Records from a data collection ::
▶

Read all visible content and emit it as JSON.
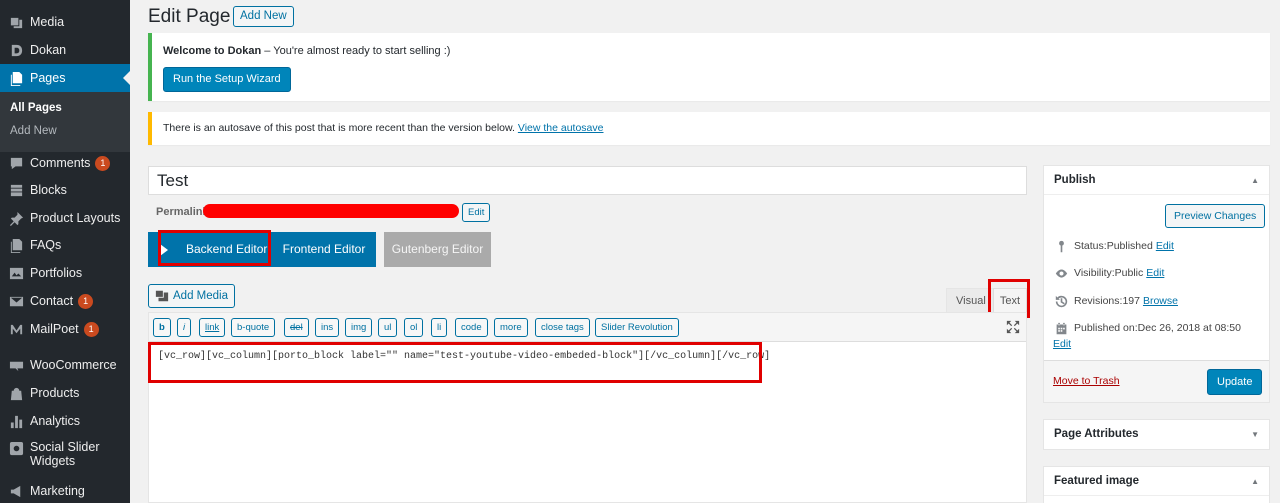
{
  "sidebar": {
    "items": [
      {
        "label": "Media",
        "icon": "media-icon"
      },
      {
        "label": "Dokan",
        "icon": "dokan-icon"
      },
      {
        "label": "Pages",
        "icon": "pages-icon"
      },
      {
        "label": "Comments",
        "icon": "comments-icon",
        "badge": "1"
      },
      {
        "label": "Blocks",
        "icon": "blocks-icon"
      },
      {
        "label": "Product Layouts",
        "icon": "pin-icon"
      },
      {
        "label": "FAQs",
        "icon": "faqs-icon"
      },
      {
        "label": "Portfolios",
        "icon": "portfolios-icon"
      },
      {
        "label": "Contact",
        "icon": "contact-icon",
        "badge": "1"
      },
      {
        "label": "MailPoet",
        "icon": "mailpoet-icon",
        "badge": "1"
      },
      {
        "label": "WooCommerce",
        "icon": "woocommerce-icon"
      },
      {
        "label": "Products",
        "icon": "products-icon"
      },
      {
        "label": "Analytics",
        "icon": "analytics-icon"
      },
      {
        "label": "Social Slider Widgets",
        "icon": "instagram-icon"
      },
      {
        "label": "Marketing",
        "icon": "marketing-icon"
      }
    ],
    "submenu": [
      "All Pages",
      "Add New"
    ]
  },
  "header": {
    "title": "Edit Page",
    "add_new": "Add New"
  },
  "notices": {
    "welcome_bold": "Welcome to Dokan",
    "welcome_rest": " – You're almost ready to start selling :)",
    "wizard_button": "Run the Setup Wizard",
    "autosave_text": "There is an autosave of this post that is more recent than the version below. ",
    "autosave_link": "View the autosave"
  },
  "post": {
    "title": "Test",
    "permalink_label": "Permalink",
    "permalink_edit": "Edit"
  },
  "composer": {
    "backend": "Backend Editor",
    "frontend": "Frontend Editor",
    "gutenberg": "Gutenberg Editor"
  },
  "editor": {
    "add_media": "Add Media",
    "tab_visual": "Visual",
    "tab_text": "Text",
    "quicktags": [
      "b",
      "i",
      "link",
      "b-quote",
      "del",
      "ins",
      "img",
      "ul",
      "ol",
      "li",
      "code",
      "more",
      "close tags",
      "Slider Revolution"
    ],
    "content": "[vc_row][vc_column][porto_block label=\"\" name=\"test-youtube-video-embeded-block\"][/vc_column][/vc_row]"
  },
  "publish": {
    "title": "Publish",
    "preview": "Preview Changes",
    "status_label": "Status: ",
    "status_value": "Published",
    "visibility_label": "Visibility: ",
    "visibility_value": "Public",
    "revisions_label": "Revisions: ",
    "revisions_value": "197",
    "browse": "Browse",
    "published_on_label": "Published on: ",
    "published_on_value": "Dec 26, 2018 at 08:50",
    "edit": "Edit",
    "trash": "Move to Trash",
    "update": "Update"
  },
  "page_attributes": {
    "title": "Page Attributes"
  },
  "featured_image": {
    "title": "Featured image"
  },
  "colors": {
    "accent": "#0073aa",
    "sidebar": "#23282d",
    "highlight": "#e00000",
    "redaction": "#ff0000"
  }
}
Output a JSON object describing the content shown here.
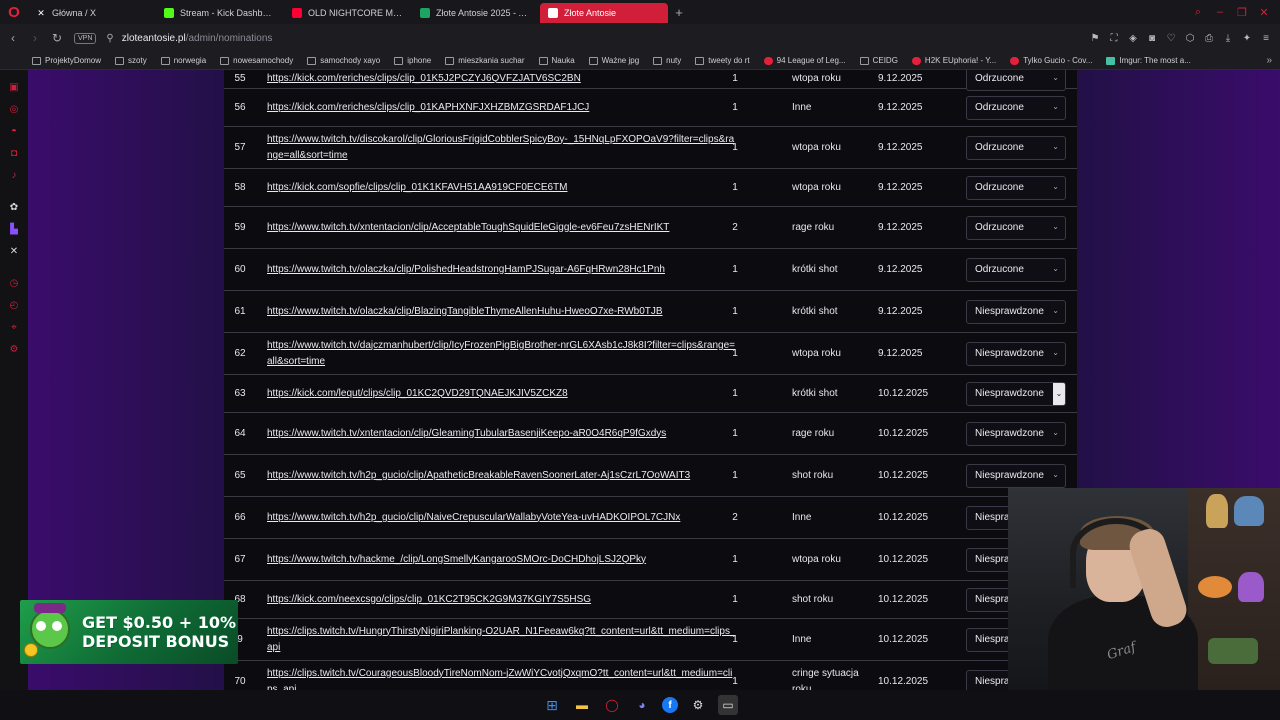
{
  "browser": {
    "tabs": [
      {
        "label": "Główna / X",
        "icon": "x-icon",
        "color": "#ffffff"
      },
      {
        "label": "Stream - Kick Dashboard",
        "icon": "kick-icon",
        "color": "#53fc18"
      },
      {
        "label": "OLD NIGHTCORE MIX *20",
        "icon": "youtube-icon",
        "color": "#ff0033"
      },
      {
        "label": "Złote Antosie 2025 - Arku",
        "icon": "sheets-icon",
        "color": "#1ea362"
      },
      {
        "label": "Złote Antosie",
        "icon": "site-icon",
        "color": "#ffffff",
        "active": true
      }
    ],
    "new_tab": "+",
    "address": {
      "vpn": "VPN",
      "host": "zloteantosie.pl",
      "path": "/admin/nominations"
    },
    "bookmarks": [
      {
        "label": "ProjektyDomow",
        "icon": "folder"
      },
      {
        "label": "szoty",
        "icon": "folder"
      },
      {
        "label": "norwegia",
        "icon": "folder"
      },
      {
        "label": "nowesamochody",
        "icon": "folder"
      },
      {
        "label": "samochody xayo",
        "icon": "folder"
      },
      {
        "label": "iphone",
        "icon": "folder"
      },
      {
        "label": "mieszkania suchar",
        "icon": "folder"
      },
      {
        "label": "Nauka",
        "icon": "folder"
      },
      {
        "label": "Ważne jpg",
        "icon": "folder"
      },
      {
        "label": "nuty",
        "icon": "folder"
      },
      {
        "label": "tweety do rt",
        "icon": "folder"
      },
      {
        "label": "94 League of Leg...",
        "icon": "red"
      },
      {
        "label": "CEIDG",
        "icon": "folder"
      },
      {
        "label": "H2K EUphoria! - Y...",
        "icon": "red"
      },
      {
        "label": "Tylko Gucio - Cov...",
        "icon": "red"
      },
      {
        "label": "Imgur: The most a...",
        "icon": "teal"
      }
    ]
  },
  "nominations": [
    {
      "id": "55",
      "url": "https://kick.com/reriches/clips/clip_01K5J2PCZYJ6QVFZJATV6SC2BN",
      "votes": "1",
      "category": "wtopa roku",
      "date": "9.12.2025",
      "status": "Odrzucone"
    },
    {
      "id": "56",
      "url": "https://kick.com/reriches/clips/clip_01KAPHXNFJXHZBMZGSRDAF1JCJ",
      "votes": "1",
      "category": "Inne",
      "date": "9.12.2025",
      "status": "Odrzucone"
    },
    {
      "id": "57",
      "url": "https://www.twitch.tv/discokarol/clip/GloriousFrigidCobblerSpicyBoy-_15HNqLpFXOPOaV9?filter=clips&range=all&sort=time",
      "votes": "1",
      "category": "wtopa roku",
      "date": "9.12.2025",
      "status": "Odrzucone"
    },
    {
      "id": "58",
      "url": "https://kick.com/sopfie/clips/clip_01K1KFAVH51AA919CF0ECE6TM",
      "votes": "1",
      "category": "wtopa roku",
      "date": "9.12.2025",
      "status": "Odrzucone"
    },
    {
      "id": "59",
      "url": "https://www.twitch.tv/xntentacion/clip/AcceptableToughSquidEleGiggle-ev6Feu7zsHENrIKT",
      "votes": "2",
      "category": "rage roku",
      "date": "9.12.2025",
      "status": "Odrzucone"
    },
    {
      "id": "60",
      "url": "https://www.twitch.tv/olaczka/clip/PolishedHeadstrongHamPJSugar-A6FqHRwn28Hc1Pnh",
      "votes": "1",
      "category": "krótki shot",
      "date": "9.12.2025",
      "status": "Odrzucone"
    },
    {
      "id": "61",
      "url": "https://www.twitch.tv/olaczka/clip/BlazingTangibleThymeAllenHuhu-HweoO7xe-RWb0TJB",
      "votes": "1",
      "category": "krótki shot",
      "date": "9.12.2025",
      "status": "Niesprawdzone"
    },
    {
      "id": "62",
      "url": "https://www.twitch.tv/dajczmanhubert/clip/IcyFrozenPigBigBrother-nrGL6XAsb1cJ8k8I?filter=clips&range=all&sort=time",
      "votes": "1",
      "category": "wtopa roku",
      "date": "9.12.2025",
      "status": "Niesprawdzone"
    },
    {
      "id": "63",
      "url": "https://kick.com/lequt/clips/clip_01KC2QVD29TQNAEJKJIV5ZCKZ8",
      "votes": "1",
      "category": "krótki shot",
      "date": "10.12.2025",
      "status": "Niesprawdzone"
    },
    {
      "id": "64",
      "url": "https://www.twitch.tv/xntentacion/clip/GleamingTubularBasenjiKeepo-aR0O4R6qP9fGxdys",
      "votes": "1",
      "category": "rage roku",
      "date": "10.12.2025",
      "status": "Niesprawdzone"
    },
    {
      "id": "65",
      "url": "https://www.twitch.tv/h2p_gucio/clip/ApatheticBreakableRavenSoonerLater-Aj1sCzrL7OoWAIT3",
      "votes": "1",
      "category": "shot roku",
      "date": "10.12.2025",
      "status": "Niesprawdzone"
    },
    {
      "id": "66",
      "url": "https://www.twitch.tv/h2p_gucio/clip/NaiveCrepuscularWallabyVoteYea-uvHADKOIPOL7CJNx",
      "votes": "2",
      "category": "Inne",
      "date": "10.12.2025",
      "status": "Niespra"
    },
    {
      "id": "67",
      "url": "https://www.twitch.tv/hackme_/clip/LongSmellyKangarooSMOrc-DoCHDhojLSJ2QPky",
      "votes": "1",
      "category": "wtopa roku",
      "date": "10.12.2025",
      "status": "Niespra"
    },
    {
      "id": "68",
      "url": "https://kick.com/neexcsgo/clips/clip_01KC2T95CK2G9M37KGIY7S5HSG",
      "votes": "1",
      "category": "shot roku",
      "date": "10.12.2025",
      "status": "Niespra"
    },
    {
      "id": "9",
      "url": "https://clips.twitch.tv/HungryThirstyNigiriPlanking-O2UAR_N1Feeaw6kq?tt_content=url&tt_medium=clips_api",
      "votes": "1",
      "category": "Inne",
      "date": "10.12.2025",
      "status": "Niespra"
    },
    {
      "id": "70",
      "url": "https://clips.twitch.tv/CourageousBloodyTireNomNom-jZwWiYCvotjQxqmO?tt_content=url&tt_medium=clips_api",
      "votes": "1",
      "category": "cringe sytuacja roku",
      "date": "10.12.2025",
      "status": "Niespra"
    }
  ],
  "ad": {
    "line1": "GET $0.50 + 10%",
    "line2": "DEPOSIT BONUS"
  },
  "webcam": {
    "shirt_text": "Graf"
  },
  "colors": {
    "accent": "#d11f3a",
    "page_bg": "#120a27",
    "table_bg": "#0b0b10"
  }
}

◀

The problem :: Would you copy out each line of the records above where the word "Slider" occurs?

Reply ::
        "label": "Social Slider Widgets",
      "Slider Revolution"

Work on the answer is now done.